  81. 81. Laemmli UK (1970) Cleavage of structural proteins during the assembly of the head of bacteriophage T4. Nature 15: 680–685.
  82. 82. Neuhoff V, Arold N, Taube D, Ehrhardt W (1988) Improved staining of proteins in polyacrylamide gels including isoelectric focusing gels with clear background at nanogram sensitivity using Coomassie Brilliant Blue G-250 and R-250. Electrophoresis 9: 255–262.
  83. 83. Kang D, Gho YS, Suh M, Kang C (2002) Highly Sensitive and Fast Protein Detection with Coomassie Brilliant Blue in Sodium Dodecyl Sulfate-Polyacrylamide Gel Electrophoresis. Bull Korean Chem Soc 23: 1511–1512.
  84. 84. Shevchenko A, Wilm M, Vorm O, Mann M (1996) Mass spectrometric sequencing of proteins silver-stained polyacrylamide gels. Anal Chem 68: 850–858.
  85. 85. Shevchenko A, Tomas H, Breve JH, Olsen JV, Mann M (2007) In-gel digestion for mass spectrometric characterization of proteins and proteomes. Nat Protoc 1: 2856–2560.
  86. 86. Team RC (2012) R: A language and environment for statistical computing. R Foundation for Statistical Computing. Vienna, Austria.

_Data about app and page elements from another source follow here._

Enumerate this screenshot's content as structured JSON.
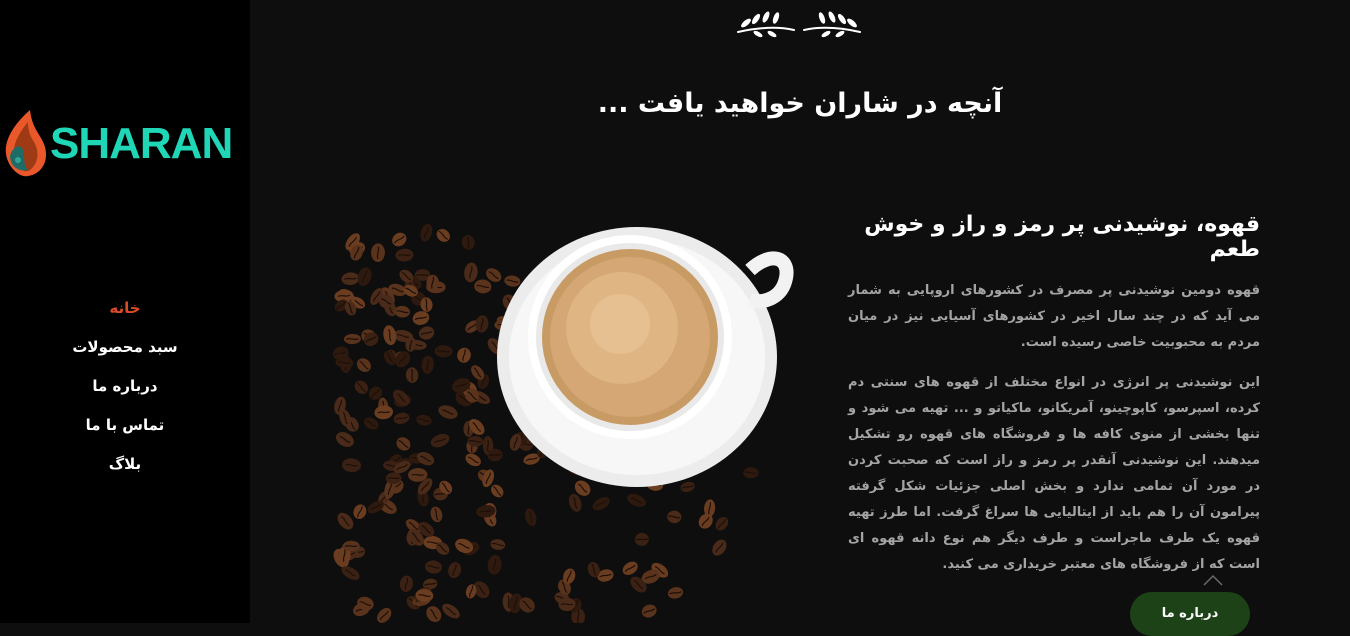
{
  "brand": {
    "name": "SHARAN",
    "color": "#1fd6b6",
    "flame_colors": [
      "#e8582a",
      "#9e3a14",
      "#1f6b66"
    ]
  },
  "nav": {
    "items": [
      {
        "label": "خانه",
        "active": true
      },
      {
        "label": "سبد محصولات",
        "active": false
      },
      {
        "label": "درباره ما",
        "active": false
      },
      {
        "label": "تماس با ما",
        "active": false
      },
      {
        "label": "بلاگ",
        "active": false
      }
    ],
    "active_color": "#d94a26"
  },
  "section": {
    "title": "آنچه در شاران خواهید یافت ..."
  },
  "article": {
    "heading": "قهوه، نوشیدنی پر رمز و راز و خوش طعم",
    "paragraphs": [
      "قهوه دومین نوشیدنی پر مصرف در کشورهای اروپایی به شمار می آید که در چند سال اخیر در کشورهای آسیایی نیز در میان مردم به محبوبیت خاصی رسیده است.",
      "این نوشیدنی پر انرژی در انواع مختلف از قهوه های سنتی دم کرده، اسپرسو، کاپوچینو، آمریکانو، ماکیاتو و ... تهیه می شود و تنها بخشی از منوی کافه ها و فروشگاه های قهوه رو تشکیل میدهند. این نوشیدنی آنقدر پر رمز و راز است که صحبت کردن در مورد آن تمامی ندارد و بخش اصلی جزئیات شکل گرفته پیرامون آن را هم باید از ایتالیایی ها سراغ گرفت. اما طرز تهیه قهوه یک طرف ماجراست و طرف دیگر هم نوع دانه قهوه ای است که از فروشگاه های معتبر خریداری می کنید."
    ]
  },
  "buttons": {
    "about": "درباره ما",
    "about_color": "#1e4217"
  },
  "icons": {
    "ornament": "laurel-branches-icon",
    "scroll_up": "chevron-up-icon",
    "logo": "flame-logo-icon"
  }
}
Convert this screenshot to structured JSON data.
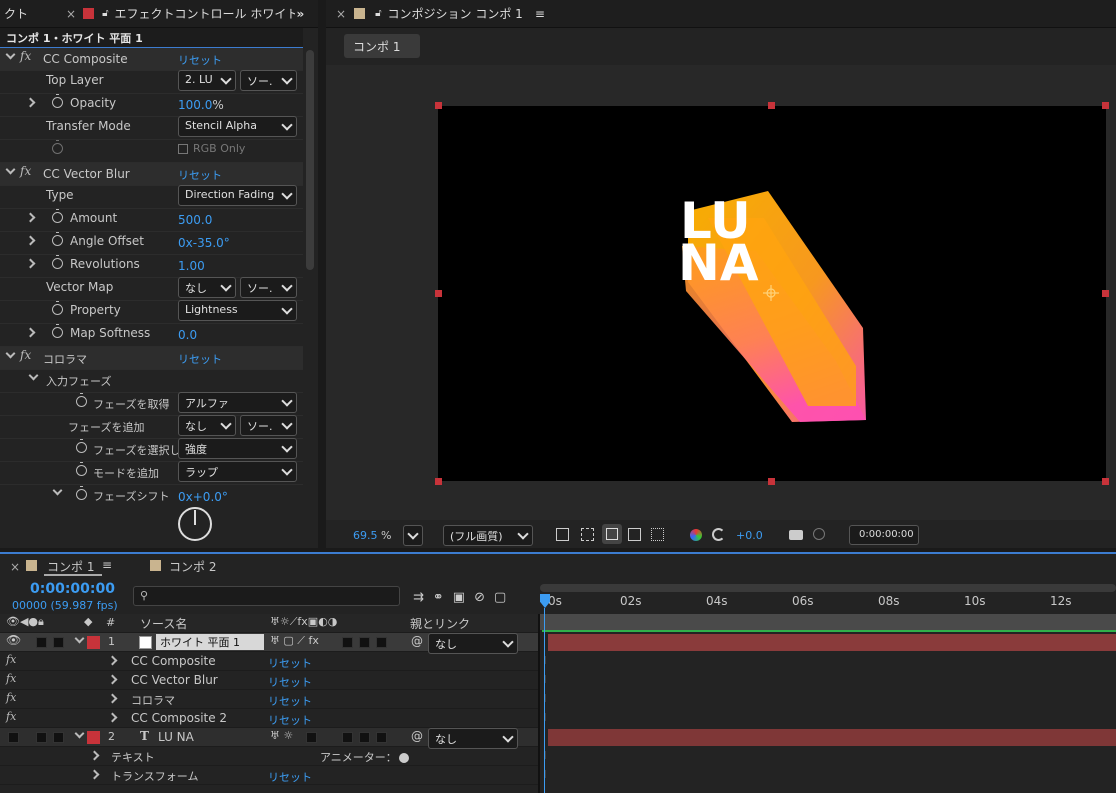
{
  "effect_controls": {
    "tab_prefix": "クト",
    "tab_title": "エフェクトコントロール ホワイト",
    "layer_path": "コンポ 1・ホワイト 平面 1",
    "cc_composite": {
      "name": "CC Composite",
      "reset": "リセット",
      "top_layer_label": "Top Layer",
      "top_layer_value": "2. LU",
      "top_layer_source": "ソー.",
      "opacity_label": "Opacity",
      "opacity_value": "100.0",
      "opacity_unit": "%",
      "transfer_label": "Transfer Mode",
      "transfer_value": "Stencil Alpha",
      "rgb_only": "RGB Only"
    },
    "cc_vector_blur": {
      "name": "CC Vector Blur",
      "reset": "リセット",
      "type_label": "Type",
      "type_value": "Direction Fading",
      "amount_label": "Amount",
      "amount_value": "500.0",
      "angle_label": "Angle Offset",
      "angle_prefix": "0x",
      "angle_value": "-35.0°",
      "rev_label": "Revolutions",
      "rev_value": "1.00",
      "vmap_label": "Vector Map",
      "vmap_value": "なし",
      "vmap_source": "ソー.",
      "property_label": "Property",
      "property_value": "Lightness",
      "softness_label": "Map Softness",
      "softness_value": "0.0"
    },
    "colorama": {
      "name": "コロラマ",
      "reset": "リセット",
      "input_phase": "入力フェーズ",
      "get_phase_label": "フェーズを取得",
      "get_phase_value": "アルファ",
      "add_phase_label": "フェーズを追加",
      "add_phase_value": "なし",
      "add_phase_source": "ソー.",
      "select_phase_label": "フェーズを選択し",
      "select_phase_value": "強度",
      "add_mode_label": "モードを追加",
      "add_mode_value": "ラップ",
      "shift_label": "フェーズシフト",
      "shift_prefix": "0x",
      "shift_value": "+0.0°"
    }
  },
  "composition": {
    "tab_title": "コンポジション コンポ 1",
    "sub_tab": "コンポ 1",
    "artwork_text_1": "LU",
    "artwork_text_2": "NA",
    "footer": {
      "zoom": "69.5",
      "zoom_unit": "%",
      "quality": "(フル画質)",
      "exposure": "+0.0",
      "timecode": "0:00:00:00"
    }
  },
  "timeline": {
    "tab1": "コンポ 1",
    "tab2": "コンポ 2",
    "timecode": "0:00:00:00",
    "frames": "00000 (59.987 fps)",
    "col_source": "ソース名",
    "col_parent": "親とリンク",
    "col_num": "#",
    "ruler": [
      "0s",
      "02s",
      "04s",
      "06s",
      "08s",
      "10s",
      "12s"
    ],
    "layers": [
      {
        "num": "1",
        "name": "ホワイト 平面 1",
        "parent": "なし",
        "effects": [
          {
            "name": "CC Composite",
            "reset": "リセット"
          },
          {
            "name": "CC Vector Blur",
            "reset": "リセット"
          },
          {
            "name": "コロラマ",
            "reset": "リセット"
          },
          {
            "name": "CC Composite 2",
            "reset": "リセット"
          }
        ]
      },
      {
        "num": "2",
        "name": "LU NA",
        "parent": "なし",
        "type_icon": "T",
        "text_group": "テキスト",
        "animator": "アニメーター：",
        "transform": "トランスフォーム",
        "transform_reset": "リセット"
      }
    ]
  },
  "colors": {
    "accent": "#3c9cf2",
    "layer_red": "#c8333a",
    "track_red": "#8a3b3b"
  }
}
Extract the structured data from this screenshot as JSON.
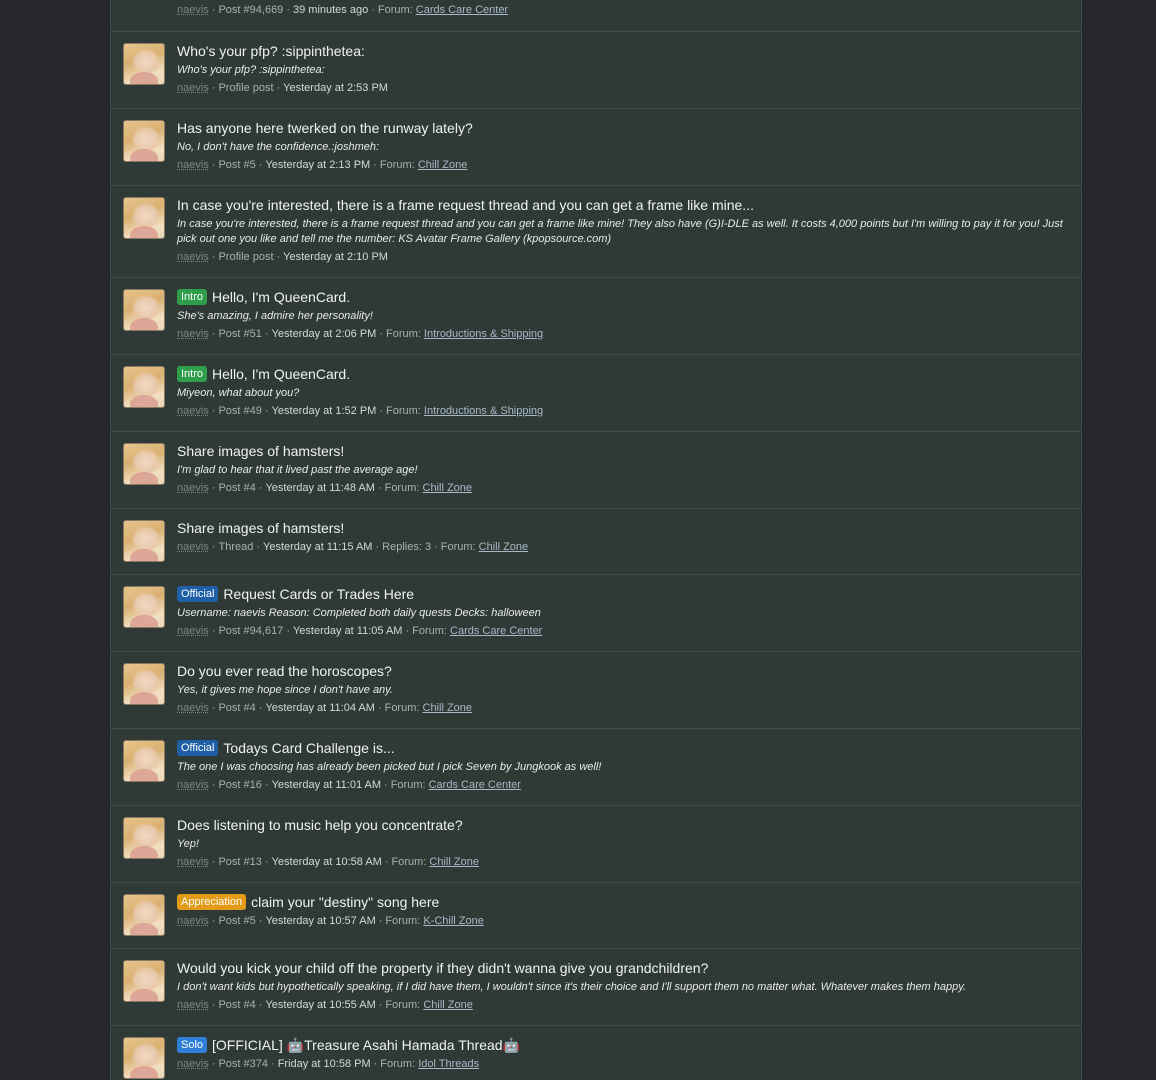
{
  "badge_colors": {
    "Intro": "#2e9e4a",
    "Official": "#1f5fa8",
    "Appreciation": "#e39b16",
    "Solo": "#2f7fd8"
  },
  "items": [
    {
      "title": "",
      "badge": "",
      "snippet": "",
      "user": "naevis",
      "type": "Post #94,669",
      "time": "39 minutes ago",
      "forum_label": "Forum:",
      "forum": "Cards Care Center",
      "extra": ""
    },
    {
      "title": "Who's your pfp? :sippinthetea:",
      "badge": "",
      "snippet": "Who's your pfp? :sippinthetea:",
      "user": "naevis",
      "type": "Profile post",
      "time": "Yesterday at 2:53 PM",
      "forum_label": "",
      "forum": "",
      "extra": ""
    },
    {
      "title": "Has anyone here twerked on the runway lately?",
      "badge": "",
      "snippet": "No, I don't have the confidence.:joshmeh:",
      "user": "naevis",
      "type": "Post #5",
      "time": "Yesterday at 2:13 PM",
      "forum_label": "Forum:",
      "forum": "Chill Zone",
      "extra": ""
    },
    {
      "title": "In case you're interested, there is a frame request thread and you can get a frame like mine...",
      "badge": "",
      "snippet": "In case you're interested, there is a frame request thread and you can get a frame like mine! They also have (G)I-DLE as well. It costs 4,000 points but I'm willing to pay it for you! Just pick out one you like and tell me the number: KS Avatar Frame Gallery (kpopsource.com)",
      "user": "naevis",
      "type": "Profile post",
      "time": "Yesterday at 2:10 PM",
      "forum_label": "",
      "forum": "",
      "extra": ""
    },
    {
      "title": "Hello, I'm QueenCard.",
      "badge": "Intro",
      "snippet": "She's amazing, I admire her personality!",
      "user": "naevis",
      "type": "Post #51",
      "time": "Yesterday at 2:06 PM",
      "forum_label": "Forum:",
      "forum": "Introductions & Shipping",
      "extra": ""
    },
    {
      "title": "Hello, I'm QueenCard.",
      "badge": "Intro",
      "snippet": "Miyeon, what about you?",
      "user": "naevis",
      "type": "Post #49",
      "time": "Yesterday at 1:52 PM",
      "forum_label": "Forum:",
      "forum": "Introductions & Shipping",
      "extra": ""
    },
    {
      "title": "Share images of hamsters!",
      "badge": "",
      "snippet": "I'm glad to hear that it lived past the average age!",
      "user": "naevis",
      "type": "Post #4",
      "time": "Yesterday at 11:48 AM",
      "forum_label": "Forum:",
      "forum": "Chill Zone",
      "extra": ""
    },
    {
      "title": "Share images of hamsters!",
      "badge": "",
      "snippet": "",
      "user": "naevis",
      "type": "Thread",
      "time": "Yesterday at 11:15 AM",
      "forum_label": "Forum:",
      "forum": "Chill Zone",
      "extra": "Replies: 3"
    },
    {
      "title": "Request Cards or Trades Here",
      "badge": "Official",
      "snippet": "Username: naevis Reason: Completed both daily quests Decks: halloween",
      "user": "naevis",
      "type": "Post #94,617",
      "time": "Yesterday at 11:05 AM",
      "forum_label": "Forum:",
      "forum": "Cards Care Center",
      "extra": ""
    },
    {
      "title": "Do you ever read the horoscopes?",
      "badge": "",
      "snippet": "Yes, it gives me hope since I don't have any.",
      "user": "naevis",
      "type": "Post #4",
      "time": "Yesterday at 11:04 AM",
      "forum_label": "Forum:",
      "forum": "Chill Zone",
      "extra": ""
    },
    {
      "title": "Todays Card Challenge is...",
      "badge": "Official",
      "snippet": "The one I was choosing has already been picked but I pick Seven by Jungkook as well!",
      "user": "naevis",
      "type": "Post #16",
      "time": "Yesterday at 11:01 AM",
      "forum_label": "Forum:",
      "forum": "Cards Care Center",
      "extra": ""
    },
    {
      "title": "Does listening to music help you concentrate?",
      "badge": "",
      "snippet": "Yep!",
      "user": "naevis",
      "type": "Post #13",
      "time": "Yesterday at 10:58 AM",
      "forum_label": "Forum:",
      "forum": "Chill Zone",
      "extra": ""
    },
    {
      "title": "claim your \"destiny\" song here",
      "badge": "Appreciation",
      "snippet": "",
      "user": "naevis",
      "type": "Post #5",
      "time": "Yesterday at 10:57 AM",
      "forum_label": "Forum:",
      "forum": "K-Chill Zone",
      "extra": ""
    },
    {
      "title": "Would you kick your child off the property if they didn't wanna give you grandchildren?",
      "badge": "",
      "snippet": "I don't want kids but hypothetically speaking, if I did have them, I wouldn't since it's their choice and I'll support them no matter what. Whatever makes them happy.",
      "user": "naevis",
      "type": "Post #4",
      "time": "Yesterday at 10:55 AM",
      "forum_label": "Forum:",
      "forum": "Chill Zone",
      "extra": ""
    },
    {
      "title": "[OFFICIAL] 🤖Treasure Asahi Hamada Thread🤖",
      "badge": "Solo",
      "snippet": "",
      "user": "naevis",
      "type": "Post #374",
      "time": "Friday at 10:58 PM",
      "forum_label": "Forum:",
      "forum": "Idol Threads",
      "extra": ""
    }
  ]
}
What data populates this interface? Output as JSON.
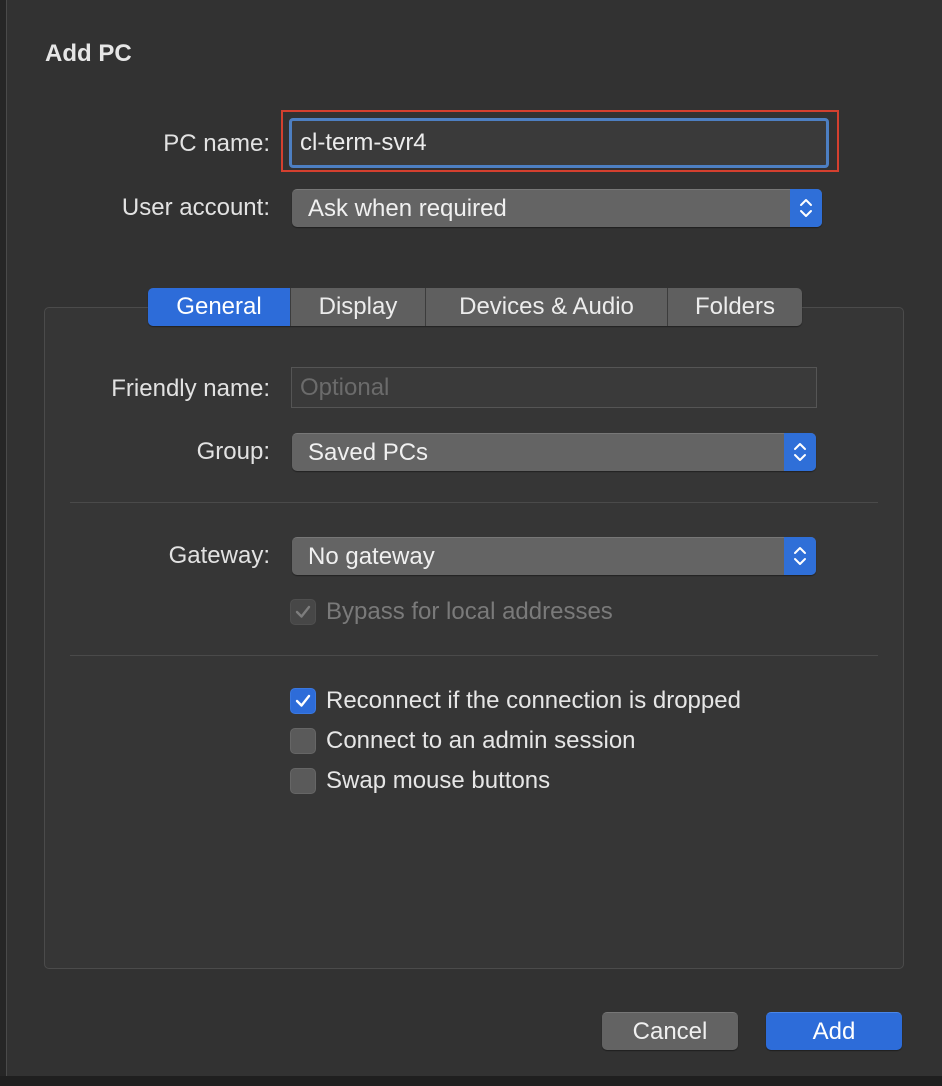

  87. 87. Pinheiro J, Bates D, DebRoy S, Sarkar D (2012) nlme: Linear and Nonlinear Mixed Effects Models.